Investment focuses on cutting-edge research into multi-specific therapeutics
Eli Lilly is to expand its existing biotechnology capabilities with a multi-million dollar investment that will further fuel research and development of multi-specific therapeutics, in which two or more distinct mechanisms of action are engineered in one molecule with the goal of providing enhanced efficacy with an improved safety profile.
Lilly already has several multi-specific therapeutics in preclinical development, including a co-agonist peptide being studied as a potential treatment for diabetes that is expected to enter clinical development by the end of this year. Lilly is hiring additional biochemists and biologists to further support its important work in multi-specific therapeutics. These new employees will work at Lilly's biotechnology facilities in Indianapolis and San Diego.
Multi-specific therapeutics are different from combination therapies. With combination therapies, molecules are administered separately to hit two or more targets that contribute to disease. With multi-specific therapeutics, two or more mechanisms of action are combined with molecular biology into a single molecule to hit these same targets. Scientists believe that they can design these novel molecules with protein engineering strategies that maximise therapeutic benefit while also minimising or even removing some side-effects.
‘In many therapeutic areas – for instance, diabetes and oncology – one medicine isn't enough for patients to manage their disease,’ said Dr Tom Bumol, vice president of biotechnology discovery research at Lilly. ‘With our extensive biologics experience, we can now engineer new therapies where one medicine essentially provides the benefit of two. This could produce real benefits for patients, healthcare professionals and payers.’
Lilly is utilising its extensive protein engineering expertise to make these multi-specific therapeutics function in a way that most benefits patients. This protein engineering expertise has been built internally in its Indianapolis biotechnology research group and through earlier acquisitions of Applied Molecular Evolution (AME). Lilly is also analysing its historic library of protein and antibody assets, a compilation of molecules from decades of research in Lilly Research Laboratories, AME and ImClone, to determine their potential to be engineered into multi-specific therapeutics.

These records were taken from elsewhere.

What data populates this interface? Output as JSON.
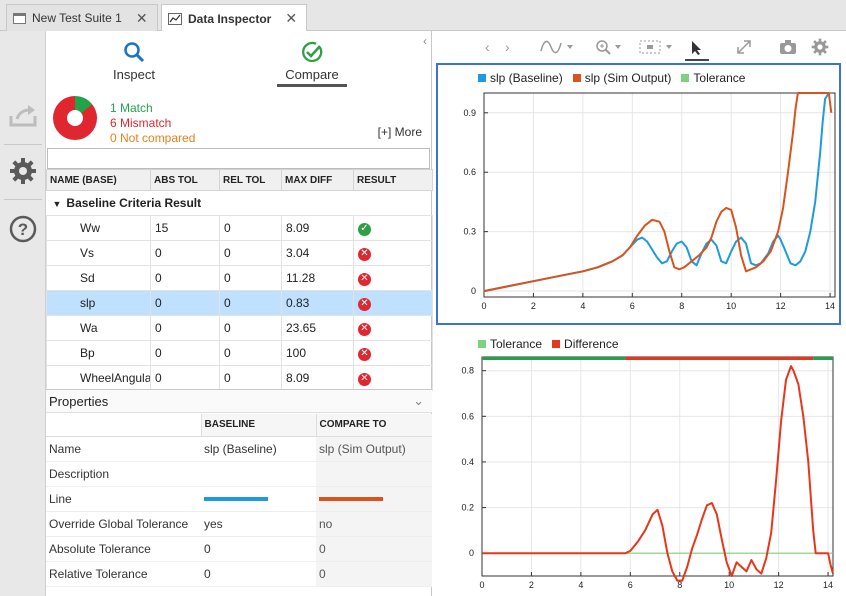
{
  "tabs": [
    {
      "label": "New Test Suite 1",
      "active": false
    },
    {
      "label": "Data Inspector",
      "active": true
    }
  ],
  "modes": {
    "inspect": "Inspect",
    "compare": "Compare"
  },
  "summary": {
    "match": "1 Match",
    "mismatch": "6 Mismatch",
    "not_compared": "0 Not compared",
    "more": "[+] More",
    "counts": {
      "match": 1,
      "mismatch": 6,
      "not_compared": 0
    }
  },
  "filter": {
    "placeholder": ""
  },
  "table": {
    "columns": [
      "NAME (BASE)",
      "ABS TOL",
      "REL TOL",
      "MAX DIFF",
      "RESULT"
    ],
    "group": "Baseline Criteria Result",
    "rows": [
      {
        "name": "Ww",
        "abs_tol": "15",
        "rel_tol": "0",
        "max_diff": "8.09",
        "result": "pass"
      },
      {
        "name": "Vs",
        "abs_tol": "0",
        "rel_tol": "0",
        "max_diff": "3.04",
        "result": "fail"
      },
      {
        "name": "Sd",
        "abs_tol": "0",
        "rel_tol": "0",
        "max_diff": "11.28",
        "result": "fail"
      },
      {
        "name": "slp",
        "abs_tol": "0",
        "rel_tol": "0",
        "max_diff": "0.83",
        "result": "fail"
      },
      {
        "name": "Wa",
        "abs_tol": "0",
        "rel_tol": "0",
        "max_diff": "23.65",
        "result": "fail"
      },
      {
        "name": "Bp",
        "abs_tol": "0",
        "rel_tol": "0",
        "max_diff": "100",
        "result": "fail"
      },
      {
        "name": "WheelAngularSpeed",
        "abs_tol": "0",
        "rel_tol": "0",
        "max_diff": "8.09",
        "result": "fail"
      }
    ]
  },
  "properties": {
    "title": "Properties",
    "col_baseline": "BASELINE",
    "col_compare": "COMPARE TO",
    "rows": [
      {
        "label": "Name",
        "baseline": "slp (Baseline)",
        "compare": "slp (Sim Output)"
      },
      {
        "label": "Description",
        "baseline": "",
        "compare": ""
      },
      {
        "label": "Line",
        "baseline": "",
        "compare": ""
      },
      {
        "label": "Override Global Tolerance",
        "baseline": "yes",
        "compare": "no"
      },
      {
        "label": "Absolute Tolerance",
        "baseline": "0",
        "compare": "0"
      },
      {
        "label": "Relative Tolerance",
        "baseline": "0",
        "compare": "0"
      }
    ]
  },
  "colors": {
    "baseline": "#1e9bdc",
    "sim": "#d9531e",
    "tolerance": "#7fd17f",
    "difference": "#e8361b",
    "match": "#22a34a",
    "mismatch": "#e0262e",
    "not_compared": "#e8801a",
    "selection": "#3b72d9"
  },
  "chart_data": [
    {
      "type": "line",
      "legend": [
        "slp (Baseline)",
        "slp (Sim Output)",
        "Tolerance"
      ],
      "xlim": [
        0,
        14.2
      ],
      "ylim": [
        -0.03,
        1.0
      ],
      "xticks": [
        0,
        2,
        4,
        6,
        8,
        10,
        12,
        14
      ],
      "yticks": [
        0,
        0.3,
        0.6,
        0.9
      ],
      "series": [
        {
          "name": "slp (Baseline)",
          "color": "#1e9bdc",
          "x": [
            0,
            1,
            2,
            3,
            4,
            4.6,
            5.2,
            5.6,
            5.9,
            6.2,
            6.4,
            6.6,
            6.8,
            7.0,
            7.2,
            7.4,
            7.6,
            7.8,
            8.0,
            8.2,
            8.4,
            8.6,
            8.8,
            9.0,
            9.2,
            9.4,
            9.6,
            9.8,
            10.0,
            10.2,
            10.4,
            10.6,
            10.8,
            11.0,
            11.2,
            11.5,
            11.7,
            11.9,
            12.0,
            12.2,
            12.4,
            12.6,
            12.8,
            13.0,
            13.2,
            13.4,
            13.6,
            13.7,
            13.8,
            13.95
          ],
          "y": [
            0,
            0.025,
            0.05,
            0.075,
            0.1,
            0.12,
            0.15,
            0.18,
            0.22,
            0.26,
            0.27,
            0.25,
            0.21,
            0.17,
            0.14,
            0.15,
            0.2,
            0.24,
            0.25,
            0.22,
            0.15,
            0.13,
            0.19,
            0.24,
            0.26,
            0.23,
            0.15,
            0.14,
            0.2,
            0.25,
            0.27,
            0.24,
            0.14,
            0.13,
            0.14,
            0.19,
            0.25,
            0.28,
            0.26,
            0.2,
            0.14,
            0.13,
            0.15,
            0.2,
            0.3,
            0.45,
            0.7,
            0.85,
            0.97,
            1.0
          ]
        },
        {
          "name": "slp (Sim Output)",
          "color": "#d9531e",
          "x": [
            0,
            1,
            2,
            3,
            4,
            4.6,
            5.2,
            5.6,
            5.9,
            6.2,
            6.5,
            6.8,
            7.1,
            7.3,
            7.5,
            7.7,
            7.9,
            8.1,
            8.4,
            8.7,
            9.0,
            9.2,
            9.4,
            9.6,
            9.8,
            10.0,
            10.2,
            10.4,
            10.6,
            10.8,
            11.0,
            11.3,
            11.6,
            11.9,
            12.1,
            12.3,
            12.5,
            12.6,
            12.7,
            12.8,
            13.0,
            13.2,
            13.4,
            13.6,
            13.8,
            13.95,
            14.05
          ],
          "y": [
            0,
            0.025,
            0.05,
            0.075,
            0.1,
            0.12,
            0.15,
            0.18,
            0.22,
            0.28,
            0.33,
            0.36,
            0.35,
            0.3,
            0.2,
            0.12,
            0.11,
            0.12,
            0.15,
            0.18,
            0.22,
            0.27,
            0.35,
            0.4,
            0.42,
            0.41,
            0.32,
            0.18,
            0.1,
            0.11,
            0.12,
            0.15,
            0.2,
            0.3,
            0.42,
            0.6,
            0.8,
            0.92,
            1.0,
            1.0,
            1.0,
            1.0,
            1.0,
            1.0,
            1.0,
            1.0,
            0.9
          ]
        },
        {
          "name": "Tolerance",
          "color": "#7fd17f",
          "x": [],
          "y": []
        }
      ]
    },
    {
      "type": "line",
      "legend": [
        "Tolerance",
        "Difference"
      ],
      "xlim": [
        0,
        14.2
      ],
      "ylim": [
        -0.1,
        0.86
      ],
      "xticks": [
        0,
        2,
        4,
        6,
        8,
        10,
        12,
        14
      ],
      "yticks": [
        0,
        0.2,
        0.4,
        0.6,
        0.8
      ],
      "series": [
        {
          "name": "Tolerance",
          "color": "#7fd17f",
          "x": [
            0,
            14.2
          ],
          "y": [
            0,
            0
          ]
        },
        {
          "name": "Difference",
          "color": "#e8361b",
          "x": [
            0,
            5.8,
            6.0,
            6.3,
            6.6,
            6.9,
            7.1,
            7.3,
            7.5,
            7.7,
            7.9,
            8.1,
            8.3,
            8.5,
            8.7,
            8.9,
            9.1,
            9.3,
            9.5,
            9.7,
            9.9,
            10.1,
            10.3,
            10.5,
            10.7,
            10.9,
            11.1,
            11.3,
            11.5,
            11.7,
            11.9,
            12.1,
            12.3,
            12.5,
            12.6,
            12.8,
            13.0,
            13.2,
            13.4,
            13.5,
            13.6,
            13.8,
            14.0,
            14.1,
            14.2
          ],
          "y": [
            0,
            0,
            0.01,
            0.05,
            0.1,
            0.17,
            0.19,
            0.12,
            0.0,
            -0.08,
            -0.12,
            -0.12,
            -0.06,
            0.02,
            0.08,
            0.15,
            0.21,
            0.22,
            0.17,
            0.06,
            -0.04,
            -0.1,
            -0.04,
            -0.06,
            -0.08,
            -0.03,
            -0.07,
            -0.09,
            -0.02,
            0.09,
            0.32,
            0.58,
            0.76,
            0.82,
            0.8,
            0.74,
            0.6,
            0.4,
            0.1,
            0.0,
            0.0,
            0.0,
            0.0,
            -0.05,
            -0.09
          ]
        }
      ],
      "status_bar": {
        "pass_until": 5.8,
        "fail_from": 5.8,
        "fail_until": 13.4
      }
    }
  ]
}
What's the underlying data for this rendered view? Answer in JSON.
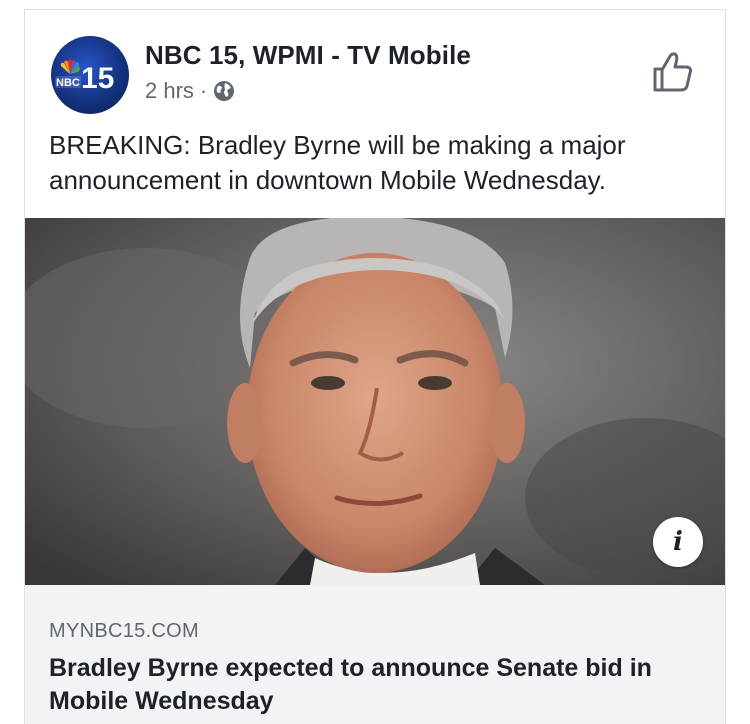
{
  "post": {
    "page_name": "NBC 15, WPMI - TV Mobile",
    "time": "2 hrs",
    "separator": "·",
    "privacy_icon": "globe-icon",
    "text": "BREAKING: Bradley Byrne will be making a major announcement in downtown Mobile Wednesday.",
    "avatar": {
      "logo_text": "NBC",
      "logo_number": "15"
    },
    "like_icon": "thumbs-up-icon"
  },
  "link_preview": {
    "domain": "MYNBC15.COM",
    "headline": "Bradley Byrne expected to announce Senate bid in Mobile Wednesday",
    "info_glyph": "i"
  },
  "colors": {
    "text_primary": "#1d2129",
    "text_secondary": "#606770",
    "link_box_bg": "#f2f3f5",
    "avatar_blue": "#14327f"
  }
}
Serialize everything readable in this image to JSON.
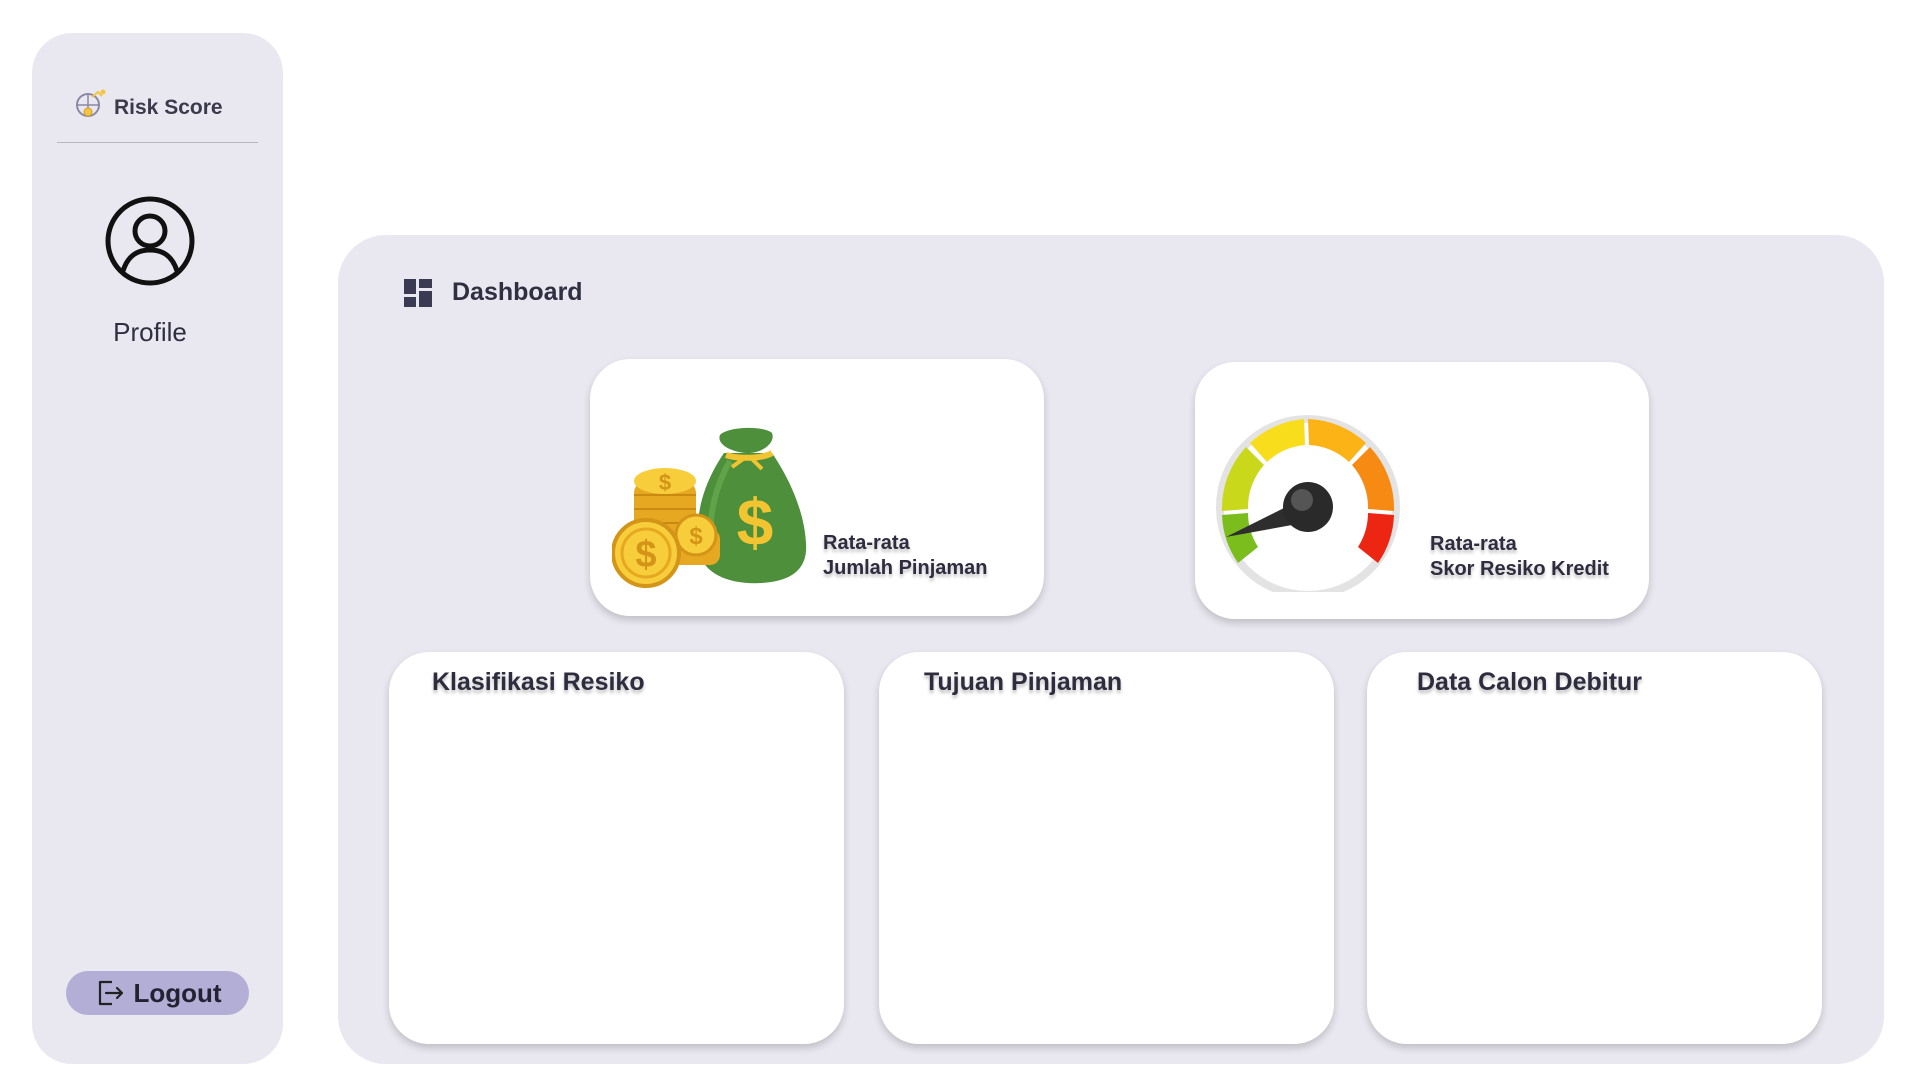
{
  "app": {
    "brand_name": "Risk Score",
    "brand_icon": "risk-score-logo-icon"
  },
  "sidebar": {
    "profile_label": "Profile",
    "profile_icon": "user-circle-icon",
    "logout_label": "Logout",
    "logout_icon": "logout-icon"
  },
  "header": {
    "title": "Dashboard",
    "icon": "dashboard-grid-icon"
  },
  "stats": {
    "loan": {
      "line1": "Rata-rata",
      "line2": "Jumlah Pinjaman",
      "icon": "money-bag-coins-icon"
    },
    "score": {
      "line1": "Rata-rata",
      "line2": "Skor Resiko Kredit",
      "icon": "credit-score-gauge-icon"
    }
  },
  "panels": {
    "risk_classification": "Klasifikasi Resiko",
    "loan_purpose": "Tujuan Pinjaman",
    "debtor_data": "Data Calon Debitur"
  },
  "colors": {
    "panel_bg": "#e9e8f0",
    "card_bg": "#ffffff",
    "logout_bg": "#b3aed6",
    "accent_text": "#2f2f42"
  }
}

‘We are building on our strong and successful biotechnology platform, which has delivered an exciting mid- to late-stage biotechnology pipeline,’ said Dr Jan M. Lundberg, Lilly's executive vice president of science and technology, and president of Lilly Research Laboratories. ‘Our further investment in multi-specific therapeutics underscores Lilly's commitment to the field of biotechnology and its importance to providing improved outcomes for individual patients.’